Aim of the exercise:
Search the records below for the word "author". Copy each line where it occurs.

Data records:
Segment Open

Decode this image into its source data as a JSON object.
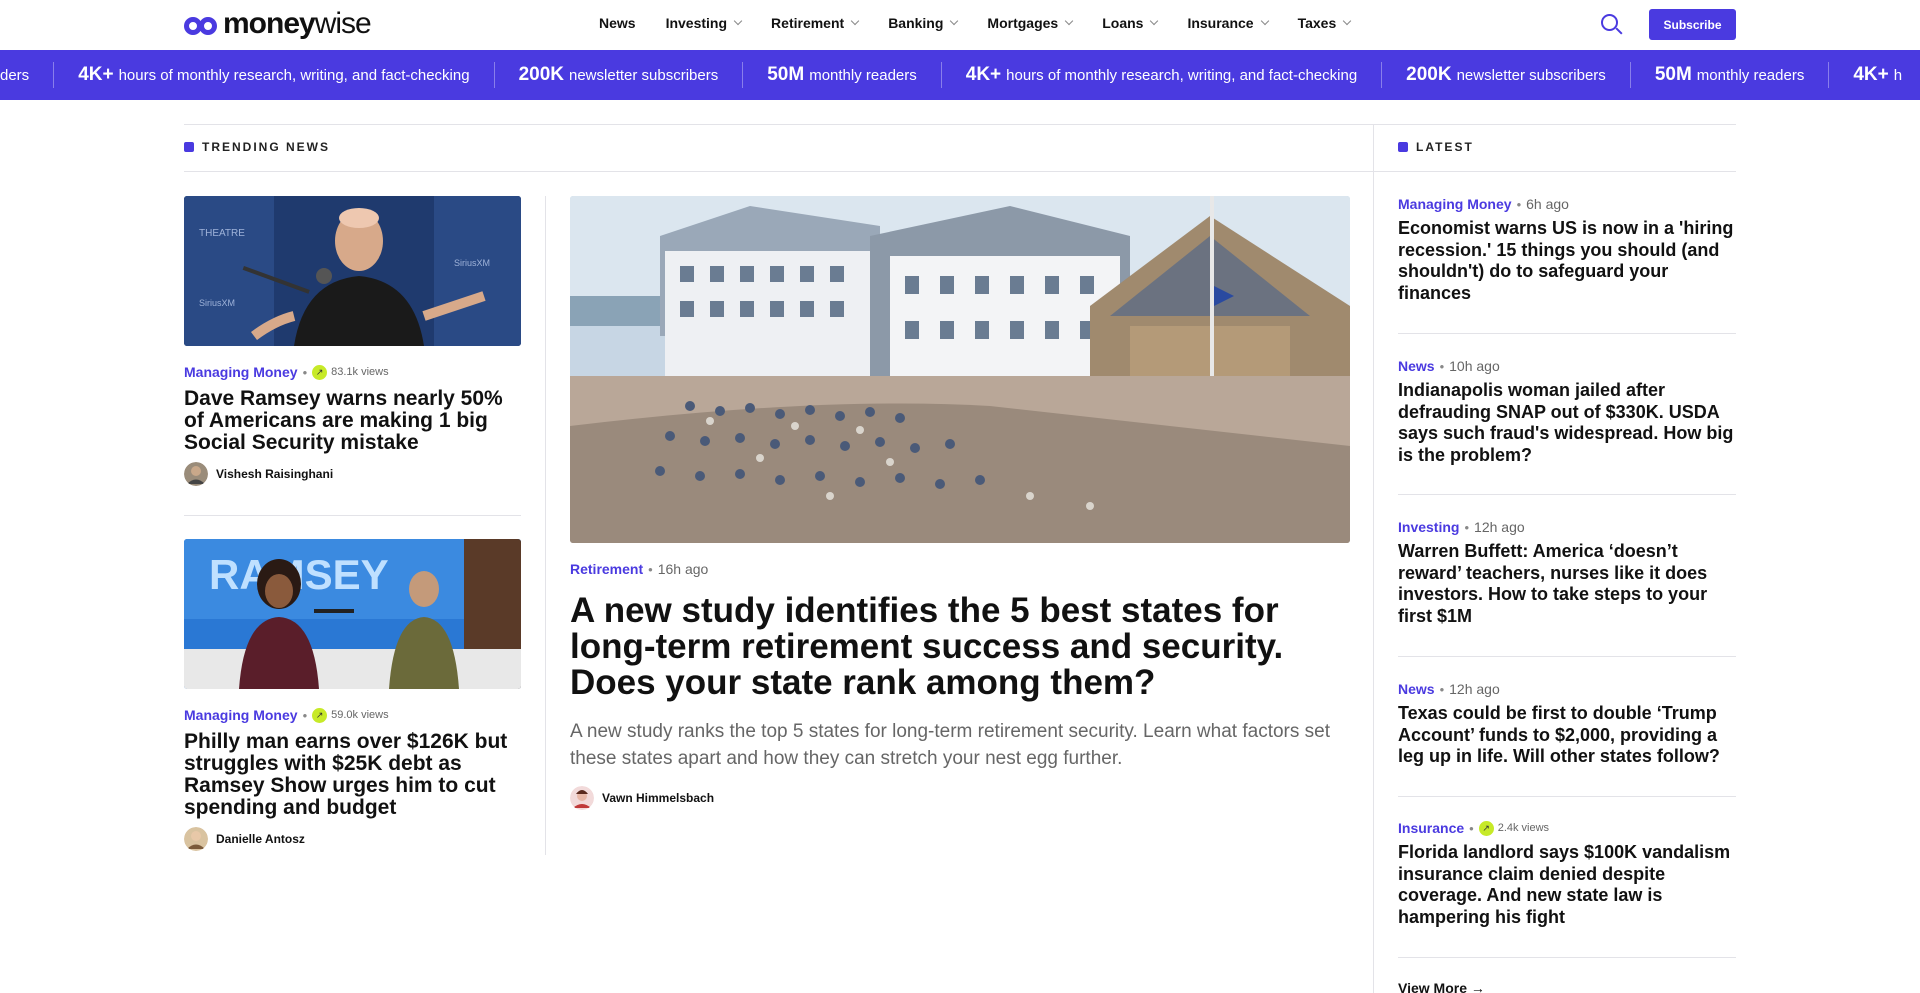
{
  "header": {
    "logo": {
      "part1": "money",
      "part2": "wise"
    },
    "nav": [
      {
        "label": "News",
        "dropdown": false
      },
      {
        "label": "Investing",
        "dropdown": true
      },
      {
        "label": "Retirement",
        "dropdown": true
      },
      {
        "label": "Banking",
        "dropdown": true
      },
      {
        "label": "Mortgages",
        "dropdown": true
      },
      {
        "label": "Loans",
        "dropdown": true
      },
      {
        "label": "Insurance",
        "dropdown": true
      },
      {
        "label": "Taxes",
        "dropdown": true
      }
    ],
    "search_icon": "search-icon",
    "subscribe_label": "Subscribe"
  },
  "ticker": {
    "items": [
      {
        "num": "",
        "text": "ders"
      },
      {
        "num": "4K+",
        "text": "hours of monthly research, writing, and fact-checking"
      },
      {
        "num": "200K",
        "text": "newsletter subscribers"
      },
      {
        "num": "50M",
        "text": "monthly readers"
      },
      {
        "num": "4K+",
        "text": "hours of monthly research, writing, and fact-checking"
      },
      {
        "num": "200K",
        "text": "newsletter subscribers"
      },
      {
        "num": "50M",
        "text": "monthly readers"
      },
      {
        "num": "4K+",
        "text": "h"
      }
    ]
  },
  "trending": {
    "label": "TRENDING NEWS",
    "cards": [
      {
        "category": "Managing Money",
        "views": "83.1k views",
        "title": "Dave Ramsey warns nearly 50% of Americans are making 1 big Social Security mistake",
        "author": "Vishesh Raisinghani"
      },
      {
        "category": "Managing Money",
        "views": "59.0k views",
        "title": "Philly man earns over $126K but struggles with $25K debt as Ramsey Show urges him to cut spending and budget",
        "author": "Danielle Antosz"
      }
    ],
    "featured": {
      "category": "Retirement",
      "age": "16h ago",
      "title": "A new study identifies the 5 best states for long-term retirement success and security. Does your state rank among them?",
      "description": "A new study ranks the top 5 states for long-term retirement security. Learn what factors set these states apart and how they can stretch your nest egg further.",
      "author": "Vawn Himmelsbach"
    }
  },
  "latest": {
    "label": "LATEST",
    "items": [
      {
        "category": "Managing Money",
        "age": "6h ago",
        "views": "",
        "title": "Economist warns US is now in a 'hiring recession.' 15 things you should (and shouldn't) do to safeguard your finances"
      },
      {
        "category": "News",
        "age": "10h ago",
        "views": "",
        "title": "Indianapolis woman jailed after defrauding SNAP out of $330K. USDA says such fraud's widespread. How big is the problem?"
      },
      {
        "category": "Investing",
        "age": "12h ago",
        "views": "",
        "title": "Warren Buffett: America ‘doesn’t reward’ teachers, nurses like it does investors. How to take steps to your first $1M"
      },
      {
        "category": "News",
        "age": "12h ago",
        "views": "",
        "title": "Texas could be first to double ‘Trump Account’ funds to $2,000, providing a leg up in life. Will other states follow?"
      },
      {
        "category": "Insurance",
        "age": "",
        "views": "2.4k views",
        "title": "Florida landlord says $100K vandalism insurance claim denied despite coverage. And new state law is hampering his fight"
      }
    ],
    "view_more": "View More"
  },
  "colors": {
    "brand": "#4a3ae0",
    "views_badge": "#c7ea28"
  }
}
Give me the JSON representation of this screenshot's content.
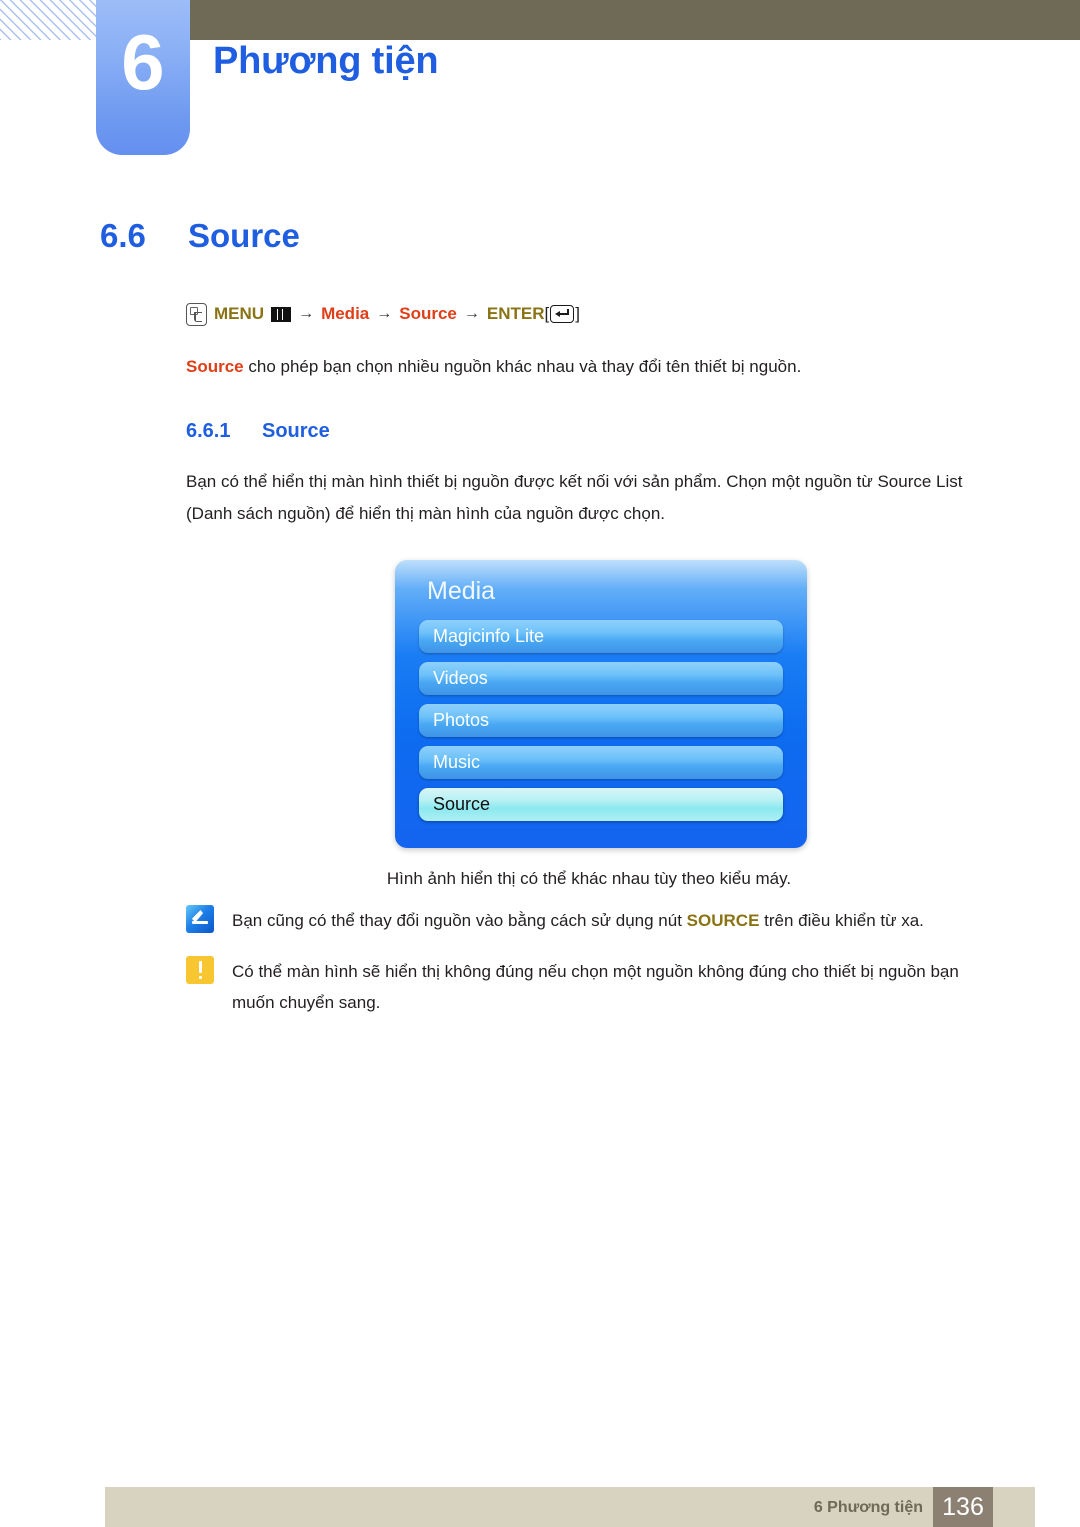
{
  "header": {
    "chapter_number": "6",
    "chapter_title": "Phương tiện",
    "accent_color": "#1f5ee0",
    "bar_color": "#6e6a56"
  },
  "section": {
    "number": "6.6",
    "title": "Source"
  },
  "menu_path": {
    "remote_icon": "remote-button-icon",
    "menu_label": "MENU",
    "menu_icon": "menu-bars-icon",
    "arrow": "→",
    "media_label": "Media",
    "source_label": "Source",
    "enter_label": "ENTER",
    "bracket_open": "[",
    "bracket_close": "]",
    "enter_icon": "enter-key-icon",
    "olive_color": "#8a7314",
    "red_color": "#e03e18"
  },
  "intro": {
    "lead": "Source",
    "rest": " cho phép bạn chọn nhiều nguồn khác nhau và thay đổi tên thiết bị nguồn."
  },
  "subsection": {
    "number": "6.6.1",
    "title": "Source"
  },
  "description": "Bạn có thể hiển thị màn hình thiết bị nguồn được kết nối với sản phẩm. Chọn một nguồn từ Source List (Danh sách nguồn) để hiển thị màn hình của nguồn được chọn.",
  "osd": {
    "title": "Media",
    "items": [
      {
        "label": "Magicinfo Lite",
        "selected": false
      },
      {
        "label": "Videos",
        "selected": false
      },
      {
        "label": "Photos",
        "selected": false
      },
      {
        "label": "Music",
        "selected": false
      },
      {
        "label": "Source",
        "selected": true
      }
    ],
    "panel_color": "#0d6cf0",
    "selected_color": "#b5f0f3"
  },
  "figure_caption": "Hình ảnh hiển thị có thể khác nhau tùy theo kiểu máy.",
  "notes": [
    {
      "icon": "note-pencil-icon",
      "text_before": "Bạn cũng có thể thay đổi nguồn vào bằng cách sử dụng nút ",
      "keyword": "SOURCE",
      "text_after": " trên điều khiển từ xa."
    },
    {
      "icon": "warning-exclamation-icon",
      "text_before": "Có thể màn hình sẽ hiển thị không đúng nếu chọn một nguồn không đúng cho thiết bị nguồn bạn muốn chuyển sang.",
      "keyword": "",
      "text_after": ""
    }
  ],
  "footer": {
    "label": "6 Phương tiện",
    "page_number": "136",
    "bar_color": "#d8d2c0",
    "page_box_color": "#8b8072"
  }
}
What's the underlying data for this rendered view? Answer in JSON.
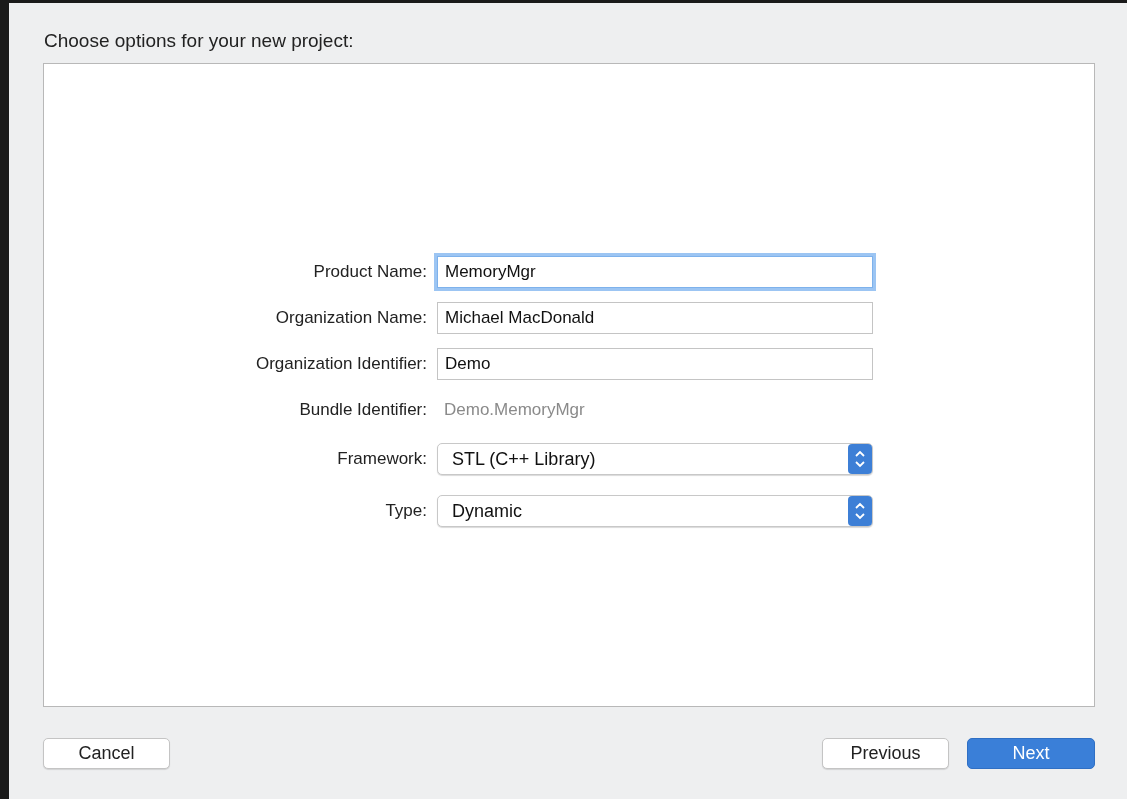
{
  "heading": "Choose options for your new project:",
  "fields": [
    {
      "kind": "text",
      "label": "Product Name:",
      "value": "MemoryMgr",
      "focused": true
    },
    {
      "kind": "text",
      "label": "Organization Name:",
      "value": "Michael MacDonald",
      "focused": false
    },
    {
      "kind": "text",
      "label": "Organization Identifier:",
      "value": "Demo",
      "focused": false
    },
    {
      "kind": "readonly",
      "label": "Bundle Identifier:",
      "value": "Demo.MemoryMgr"
    },
    {
      "kind": "popup",
      "label": "Framework:",
      "value": "STL (C++ Library)"
    },
    {
      "kind": "popup",
      "label": "Type:",
      "value": "Dynamic"
    }
  ],
  "buttons": [
    {
      "label": "Cancel",
      "default": false
    },
    {
      "label": "Previous",
      "default": false
    },
    {
      "label": "Next",
      "default": true
    }
  ]
}
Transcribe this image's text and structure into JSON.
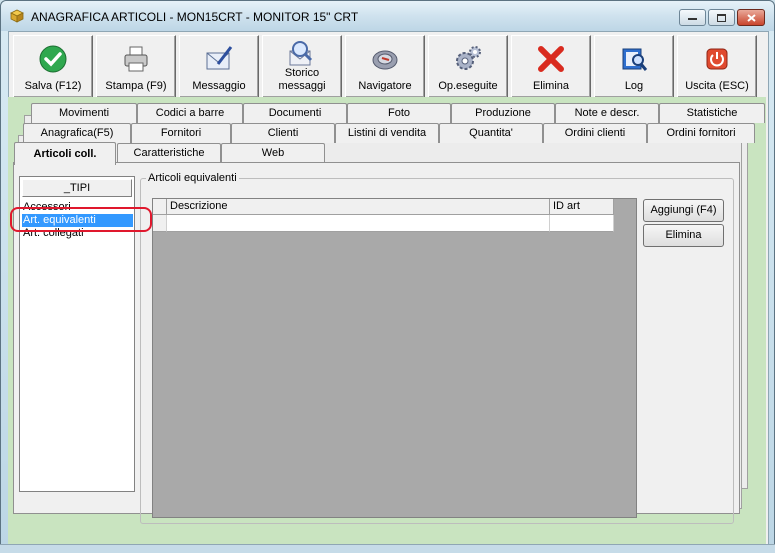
{
  "window": {
    "title": "ANAGRAFICA ARTICOLI - MON15CRT - MONITOR 15\" CRT",
    "controls": [
      "minimize",
      "maximize",
      "close"
    ]
  },
  "toolbar": [
    {
      "label": "Salva (F12)",
      "icon": "check-icon"
    },
    {
      "label": "Stampa (F9)",
      "icon": "printer-icon"
    },
    {
      "label": "Messaggio",
      "icon": "message-icon"
    },
    {
      "label": "Storico messaggi",
      "line1": "Storico",
      "line2": "messaggi",
      "icon": "message-history-icon"
    },
    {
      "label": "Navigatore",
      "icon": "navigator-icon"
    },
    {
      "label": "Op.eseguite",
      "icon": "operations-icon"
    },
    {
      "label": "Elimina",
      "icon": "delete-icon"
    },
    {
      "label": "Log",
      "icon": "log-icon"
    },
    {
      "label": "Uscita (ESC)",
      "icon": "exit-icon"
    }
  ],
  "tabs": {
    "row1": [
      "Movimenti",
      "Codici a barre",
      "Documenti",
      "Foto",
      "Produzione",
      "Note e descr.",
      "Statistiche"
    ],
    "row2": [
      "Anagrafica(F5)",
      "Fornitori",
      "Clienti",
      "Listini di vendita",
      "Quantita'",
      "Ordini clienti",
      "Ordini fornitori"
    ],
    "row3": [
      "Articoli coll.",
      "Caratteristiche",
      "Web"
    ],
    "active": "Articoli coll."
  },
  "types_list": {
    "header": "_TIPI",
    "items": [
      "Accessori",
      "Art. equivalenti",
      "Art. collegati"
    ],
    "selected": "Art. equivalenti"
  },
  "group": {
    "title": "Articoli equivalenti",
    "columns": [
      "Descrizione",
      "ID art"
    ],
    "rows": [
      [
        "",
        ""
      ]
    ]
  },
  "buttons": {
    "add": "Aggiungi (F4)",
    "delete": "Elimina"
  },
  "colors": {
    "accent_selection": "#3399ff",
    "highlight_ring": "#e0182d",
    "tab_background": "#c9e4c0",
    "grid_empty": "#a9a9a9"
  }
}
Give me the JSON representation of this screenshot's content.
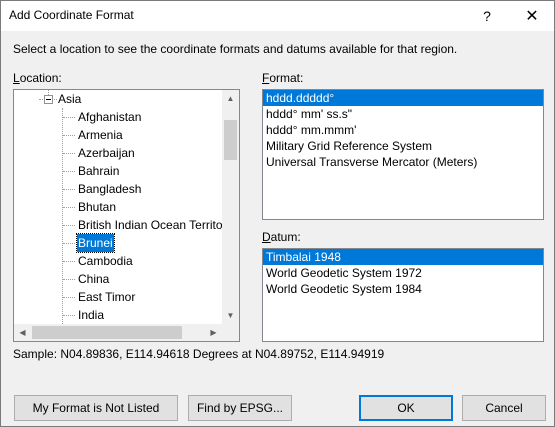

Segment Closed

Result of this exercise:
        "author": "Vishesh Raisinghani"
        "author": "Danielle Antosz"
      "author": "Vawn Himmelsbach"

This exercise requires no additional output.